A MacRumors report, cites a research note from KGI Securities analyst Ming-Chi Kuo, saying a new size iPad model is in the works. According to the highly respected Cho, who has a strong track record of accuracy in making Apple hardware predictions: “We expect three new iPads: (12.9” iPad Pro 2, new size 10.5” iPad Pro and low-cost 9.7” iPad) to be launched in 2017.”
Not a development I had expected, but I’m intrigued. I’ve been generally quite satisfied with the size of my 9.7-inch iPads (currently an iPad Air 2), but there are times when a bit larger screen wouldn’t be unwelcome, such as when using Split View. A 10.5-inch panel would be just a smige smaller in area than the Microsoft Surface 3 screen (10.8″) but presumably with higher Retina resolution.
In my estimation, the 12.9-inch iPad Pro, while quite wonderful at what it does well, is ungainly for pure tablet use such as on-screen typing, which I do lot of. As for using the optional external keyboard, why not just go with a MacBook and take advantage of the extra power and versatility of the macOS, and precision/efficiency boost of trackpad and mouse support? A 10.5-inch unit, on the other hand, sounds like an attractive mid-size alternative.
Ming-Chi Kuo’s forecast doesn’t sound promising for an iPad mini 5, and perhaps not not for a 9.7-inch iPad Pro 2 either. The current mini 4 is reportedly not selling well, and why would it with the bigger and more powerful iPad Air 2 selling for the same $379 starting price? The popularity of large-screen “phablet” smartphones has diminished the market for premium smaller tablets, and it appears that the new “low cost” iPad may soon occupy the entry level, with the new 10.5-inch model taking over the smaller iPad Pro slot.

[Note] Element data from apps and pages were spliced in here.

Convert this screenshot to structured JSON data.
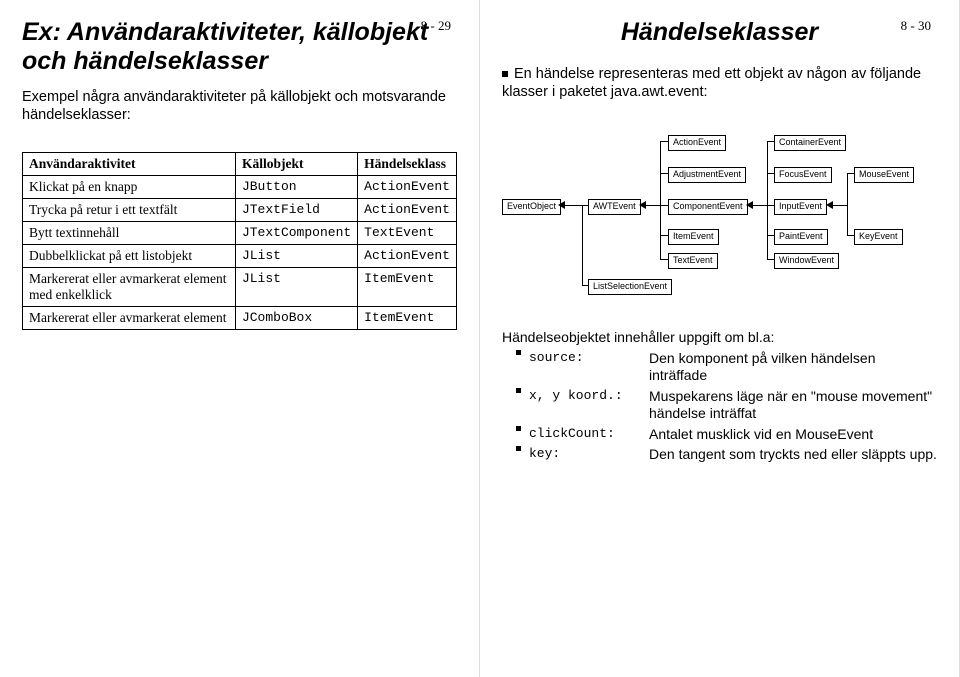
{
  "left": {
    "page": "8 - 29",
    "title": "Ex: Användaraktiviteter, källobjekt och händelseklasser",
    "intro": "Exempel några användaraktiviteter på källobjekt och motsvarande händelseklasser:",
    "headers": {
      "c0": "Användaraktivitet",
      "c1": "Källobjekt",
      "c2": "Händelseklass"
    },
    "rows": [
      {
        "a": "Klickat på en knapp",
        "k": "JButton",
        "h": "ActionEvent"
      },
      {
        "a": "Trycka på retur i ett textfält",
        "k": "JTextField",
        "h": "ActionEvent"
      },
      {
        "a": "Bytt textinnehåll",
        "k": "JTextComponent",
        "h": "TextEvent"
      },
      {
        "a": "Dubbelklickat på ett listobjekt",
        "k": "JList",
        "h": "ActionEvent"
      },
      {
        "a": "Markererat eller avmarkerat element med enkelklick",
        "k": "JList",
        "h": "ItemEvent"
      },
      {
        "a": "Markererat eller avmarkerat element",
        "k": "JComboBox",
        "h": "ItemEvent"
      }
    ]
  },
  "right": {
    "page": "8 - 30",
    "title": "Händelseklasser",
    "intro": "En händelse representeras med ett objekt av någon av följande klasser i paketet java.awt.event:",
    "nodes": {
      "eventobject": "EventObject",
      "awtevent": "AWTEvent",
      "listselection": "ListSelectionEvent",
      "actionevent": "ActionEvent",
      "adjustment": "AdjustmentEvent",
      "component": "ComponentEvent",
      "item": "ItemEvent",
      "textevent": "TextEvent",
      "container": "ContainerEvent",
      "focus": "FocusEvent",
      "input": "InputEvent",
      "paint": "PaintEvent",
      "window": "WindowEvent",
      "mouse": "MouseEvent",
      "key": "KeyEvent"
    },
    "footer_title": "Händelseobjektet innehåller uppgift om bl.a:",
    "footer": [
      {
        "lab": "source:",
        "desc": "Den komponent på vilken händelsen inträffade"
      },
      {
        "lab": "x, y koord.:",
        "desc": "Muspekarens läge när en \"mouse movement\" händelse inträffat"
      },
      {
        "lab": "clickCount:",
        "desc": "Antalet musklick vid en MouseEvent"
      },
      {
        "lab": "key:",
        "desc": "Den tangent som tryckts ned eller släppts upp."
      }
    ]
  }
}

When you think about it, the difference between 9.7 inches and 10.5 inches doesn’t sound like much, and it isn’t — just .8 of an inch. That compares with the nearly two inches (1.8″ to be exact) distinguishing the iPad mini from the Air 2 and the 9.7-inch Pro, and even more substantial 3.2 inches of difference between the 9.7-inch and 12.9-inch Pro models.
Some might question why Apple wouldn’t split the difference between the two current iPad Pro models more evenly, but if this machine becomes a reality, 10.5 inches sounds like a more desirable compromise between handy portability and screen real estate, and that modest upsizing should provide significantly more elbow room for multitasking while retaining most of the virtues of the classic 9.7-inch screen size, leaving the 12.9-inch Pro to accommodate more specialized tasks like still image and video editing, whereas, say, an 11-inch panel would compromise both sorts of use.
Another dynamic that enters into this is device upgrade patterns. I used my original iPad 2 for nearly four years and then handed it off to my wife (who is still using it) when I bought the Air 2 in late 2014. I would guess that a large proportion of iPad 2 users have by now upgraded to iPad Airs or even Pros, and original Air users especially would realize a substantial performance boost as well as support for more recent iOS feature innovations by upgrading to a model with A8, A9, or (soon) A 10 system-on-chip power. It will be interesting to see what SoC Apple puts in the “low cost” 9.7-inch iPad. Pro models, presumably including the 10.5-ich unit if it exists, should get A 10 power in 2017.
Speaking of which, the operative question is when in 2017 might we see new or upgraded iPad hardware? Ming-Chi Kuo just says 2017. The 12.9-inch iPad Pro will be a year old soon, and it wouldn’t completely surprise me if it got an A 10 speed bump this fall if the silicon is available. Or not. The 9.7-inch Pro’s first anniversary comes March 3. Late-winter has been a traditional iPad hardware announcement time slot, and will be highly likely if we see no upgrades this fall.
My iPad Air 2 will be three years old in November, 2017, and that’s the earliest date I would upgrade personally, so if there’s an early 2017 release of a 10.5-inch model, that would suit me fine if the price premium isn’t too steep.